Flinders Medical Centre Foundation article

A respected cancer journal has published new Flinders Centre for Innovation in Cancer findings on how cancer cells communicate to source oxygen, which could lead to a blood test for aggressive cancers.

Flinders University Professor of Medicine Jonathan Gleadle, Dr Michael Michael from the FMC Department of Gastroenterology and Hepatology, and student Hamish King have focussed their research on exosomes – small cellular ‘off-shoots’ that send messages to other cells.

Their findings were published in the BMC Cancer Journal in September.

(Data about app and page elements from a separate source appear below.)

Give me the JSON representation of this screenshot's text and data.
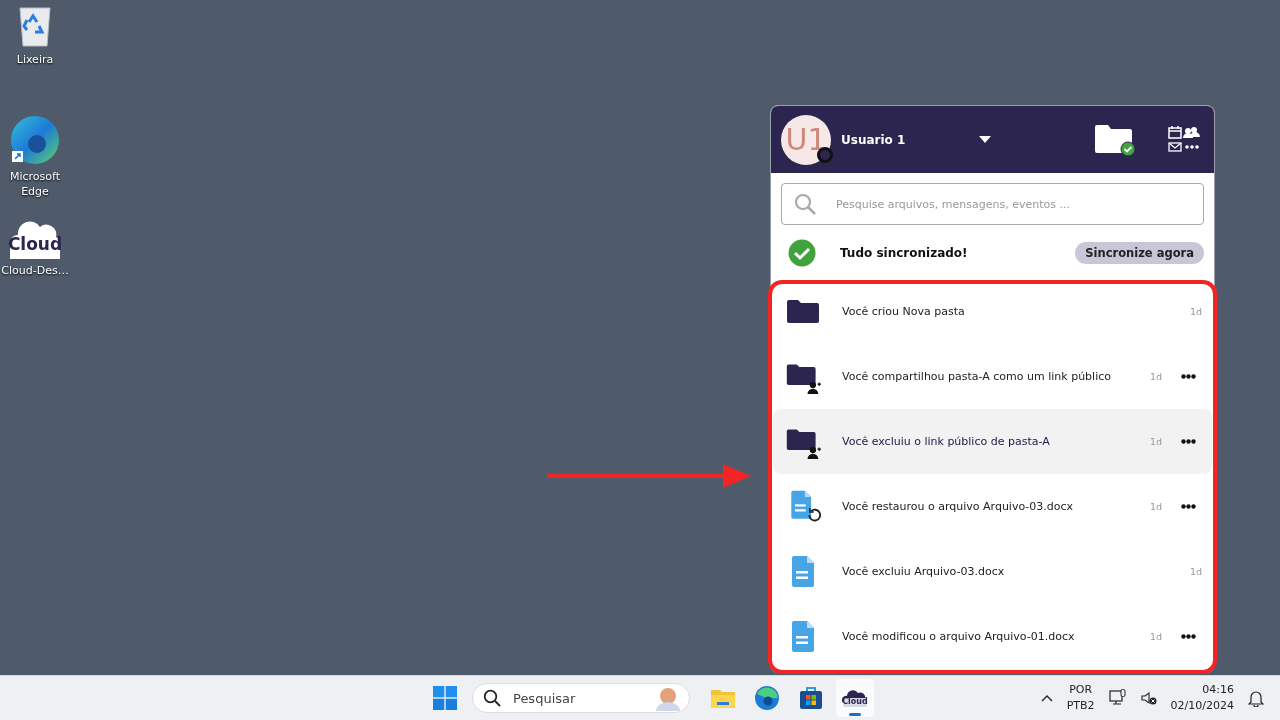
{
  "desktop": {
    "icons": [
      {
        "kind": "recycle-bin",
        "label": "Lixeira"
      },
      {
        "kind": "edge",
        "label": "Microsoft Edge"
      },
      {
        "kind": "cloud",
        "logo_text": "Cloud",
        "label": "Cloud-Des…"
      }
    ]
  },
  "panel": {
    "user": {
      "avatar_initials": "U1",
      "name": "Usuario 1"
    },
    "search": {
      "placeholder": "Pesquise arquivos, mensagens, eventos ..."
    },
    "sync": {
      "status": "Tudo sincronizado!",
      "button": "Sincronize agora"
    },
    "activities": [
      {
        "kind": "folder",
        "text": "Você criou Nova pasta",
        "time": "1d",
        "menu": false,
        "selected": false
      },
      {
        "kind": "folder-share",
        "text": "Você compartilhou pasta-A como um link público",
        "time": "1d",
        "menu": true,
        "selected": false
      },
      {
        "kind": "folder-share",
        "text": "Você excluiu o link público de pasta-A",
        "time": "1d",
        "menu": true,
        "selected": true
      },
      {
        "kind": "file-restore",
        "text": "Você restaurou o arquivo Arquivo-03.docx",
        "time": "1d",
        "menu": true,
        "selected": false
      },
      {
        "kind": "file",
        "text": "Você excluiu Arquivo-03.docx",
        "time": "1d",
        "menu": false,
        "selected": false
      },
      {
        "kind": "file",
        "text": "Você modificou o arquivo Arquivo-01.docx",
        "time": "1d",
        "menu": true,
        "selected": false
      }
    ]
  },
  "annotations": {
    "highlight_box": true,
    "arrow": true
  },
  "taskbar": {
    "search_placeholder": "Pesquisar",
    "apps": [
      {
        "kind": "explorer",
        "active": false
      },
      {
        "kind": "edge",
        "active": false
      },
      {
        "kind": "store",
        "active": false
      },
      {
        "kind": "cloud",
        "logo_text": "Cloud",
        "active": true
      }
    ],
    "tray": {
      "language": "POR",
      "layout": "PTB2",
      "time": "04:16",
      "date": "02/10/2024"
    }
  }
}
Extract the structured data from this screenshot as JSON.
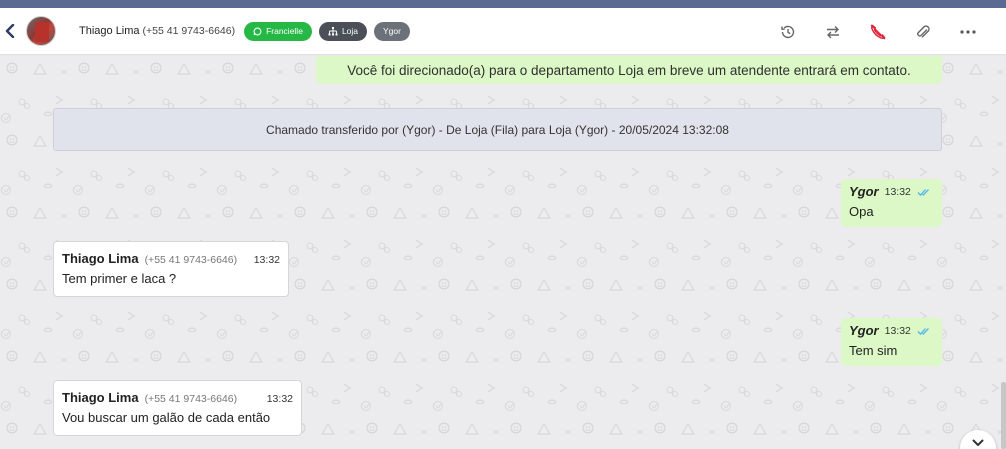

"We believe exosomes play important roles in helping cancer cells to communicate with surrounding tissue and help them to spread,” Professor Gleadle said.

Dr Michael Michael and Professor Jonathan Gleadle

“Therefore, understanding the stimuli which promote exosome release by tumour cells is important in understanding tumour development.”

The team investigated how starving breast cancer cells of oxygen (also called hypoxia) impacted the cell’s exosome release.

“As a tumour grows, it rapidly outgrows its blood supply, leaving portions of the tumour with regions where the oxygen concentration is significantly lower than in healthy tissues,” Professor Gleadle said.

“Hypoxic tumour cells are usually resistant to radiotherapy and chemotherapy and often result in the worst patient outcomes, although the reasons behind this remain unclear.”

Looking at three different breast cancer cell lines, the team found that the more the cancer cell was starved of oxygen, the more exosomes it released.

“This may help the cancer cell to promote its own survival and invasion,” Professor Gleadle said.

The research has important implications for how tumour cells might signal to surrounding tissue in order to spread, and could mean that tumours spread more when they are starved of oxygen because of the increase of these invasive exosome signals.

The team also found that the exosomes coming from oxygen-starved cancer cells contained more of a particular cancer-causing microRNA, called miR-210, an important discovery which could one day lead to a blood test that detects rapidly growing tumours.

This research has been enabled from Flinders Medical Centre Foundation funding. Recent funds raised by Blokes for Breast Cancer will allow the team to extend their investigation into how tumours communicate with their environment.